• **TASK INSTRUCTIONS**
Copy out every line holding the string "JSON" from the records below.

Data records for software interfaces:
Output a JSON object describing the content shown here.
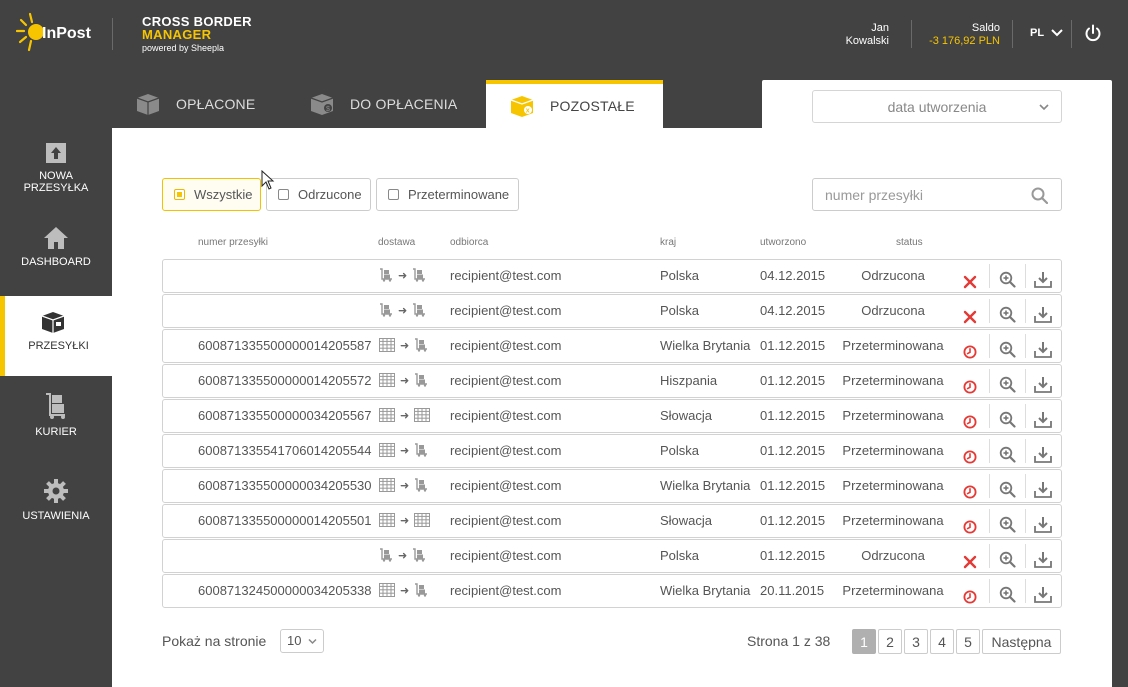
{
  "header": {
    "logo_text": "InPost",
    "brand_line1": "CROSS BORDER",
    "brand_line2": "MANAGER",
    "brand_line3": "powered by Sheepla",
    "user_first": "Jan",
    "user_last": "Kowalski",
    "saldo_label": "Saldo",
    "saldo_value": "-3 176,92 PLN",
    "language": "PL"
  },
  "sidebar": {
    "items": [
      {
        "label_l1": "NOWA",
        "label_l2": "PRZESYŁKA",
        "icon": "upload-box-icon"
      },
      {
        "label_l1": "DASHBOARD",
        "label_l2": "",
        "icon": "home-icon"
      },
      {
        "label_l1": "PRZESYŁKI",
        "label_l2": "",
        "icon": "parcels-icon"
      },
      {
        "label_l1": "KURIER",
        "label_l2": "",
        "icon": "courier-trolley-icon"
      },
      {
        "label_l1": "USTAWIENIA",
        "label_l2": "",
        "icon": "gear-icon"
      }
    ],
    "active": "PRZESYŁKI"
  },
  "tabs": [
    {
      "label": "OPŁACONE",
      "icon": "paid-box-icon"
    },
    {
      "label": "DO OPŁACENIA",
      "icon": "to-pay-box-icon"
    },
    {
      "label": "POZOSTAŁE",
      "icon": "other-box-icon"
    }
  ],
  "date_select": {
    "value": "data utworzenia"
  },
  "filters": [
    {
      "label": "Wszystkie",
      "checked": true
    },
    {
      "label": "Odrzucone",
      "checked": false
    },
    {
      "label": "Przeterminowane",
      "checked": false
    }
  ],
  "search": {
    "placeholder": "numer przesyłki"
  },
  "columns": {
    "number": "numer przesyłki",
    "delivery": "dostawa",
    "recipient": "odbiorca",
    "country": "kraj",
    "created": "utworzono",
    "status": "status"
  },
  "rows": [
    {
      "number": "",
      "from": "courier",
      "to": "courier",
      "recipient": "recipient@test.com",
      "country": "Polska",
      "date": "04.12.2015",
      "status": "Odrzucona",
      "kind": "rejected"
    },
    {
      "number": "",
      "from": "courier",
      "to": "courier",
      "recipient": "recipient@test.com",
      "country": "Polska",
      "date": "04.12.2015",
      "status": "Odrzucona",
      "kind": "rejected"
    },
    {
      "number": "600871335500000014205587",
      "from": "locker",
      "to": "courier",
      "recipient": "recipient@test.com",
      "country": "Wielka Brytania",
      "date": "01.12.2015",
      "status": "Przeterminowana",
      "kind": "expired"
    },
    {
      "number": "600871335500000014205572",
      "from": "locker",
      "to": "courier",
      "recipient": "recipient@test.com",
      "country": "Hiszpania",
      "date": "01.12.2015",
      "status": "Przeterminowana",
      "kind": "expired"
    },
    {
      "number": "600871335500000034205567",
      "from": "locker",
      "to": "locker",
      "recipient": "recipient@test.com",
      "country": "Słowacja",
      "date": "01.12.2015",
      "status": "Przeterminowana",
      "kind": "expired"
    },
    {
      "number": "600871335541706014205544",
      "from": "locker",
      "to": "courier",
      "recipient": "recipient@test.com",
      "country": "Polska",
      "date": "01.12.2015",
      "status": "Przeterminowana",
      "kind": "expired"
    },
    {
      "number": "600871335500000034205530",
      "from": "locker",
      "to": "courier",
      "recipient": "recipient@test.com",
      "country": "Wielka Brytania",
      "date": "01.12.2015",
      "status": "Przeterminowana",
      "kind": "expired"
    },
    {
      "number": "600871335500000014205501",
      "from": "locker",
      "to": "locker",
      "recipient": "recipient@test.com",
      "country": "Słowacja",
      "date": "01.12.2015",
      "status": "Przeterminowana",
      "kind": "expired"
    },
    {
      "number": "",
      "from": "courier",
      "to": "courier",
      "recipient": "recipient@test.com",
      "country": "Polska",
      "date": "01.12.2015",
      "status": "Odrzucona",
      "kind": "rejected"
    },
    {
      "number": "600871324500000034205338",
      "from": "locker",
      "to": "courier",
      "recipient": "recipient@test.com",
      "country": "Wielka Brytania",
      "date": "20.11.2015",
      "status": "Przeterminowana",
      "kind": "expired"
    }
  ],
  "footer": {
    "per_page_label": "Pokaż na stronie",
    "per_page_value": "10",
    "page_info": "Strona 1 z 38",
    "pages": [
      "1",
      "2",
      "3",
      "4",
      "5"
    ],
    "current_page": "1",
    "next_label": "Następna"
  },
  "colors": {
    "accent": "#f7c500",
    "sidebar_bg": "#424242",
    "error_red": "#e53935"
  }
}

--

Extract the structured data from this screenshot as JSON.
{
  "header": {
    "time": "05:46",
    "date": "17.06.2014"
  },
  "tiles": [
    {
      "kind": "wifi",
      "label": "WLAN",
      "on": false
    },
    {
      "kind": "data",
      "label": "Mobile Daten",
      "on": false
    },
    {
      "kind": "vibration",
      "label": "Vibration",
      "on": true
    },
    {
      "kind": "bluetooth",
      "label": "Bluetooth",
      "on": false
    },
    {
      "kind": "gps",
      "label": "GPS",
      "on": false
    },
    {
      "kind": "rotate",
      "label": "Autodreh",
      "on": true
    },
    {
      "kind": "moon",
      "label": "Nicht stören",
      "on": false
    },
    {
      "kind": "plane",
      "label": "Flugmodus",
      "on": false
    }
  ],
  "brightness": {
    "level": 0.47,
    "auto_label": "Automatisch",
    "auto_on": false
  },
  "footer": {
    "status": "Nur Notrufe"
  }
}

• **SOLVED EXERCISE**
Output a JSON object describing the content shown here.
Extract the structured data from this screenshot as JSON.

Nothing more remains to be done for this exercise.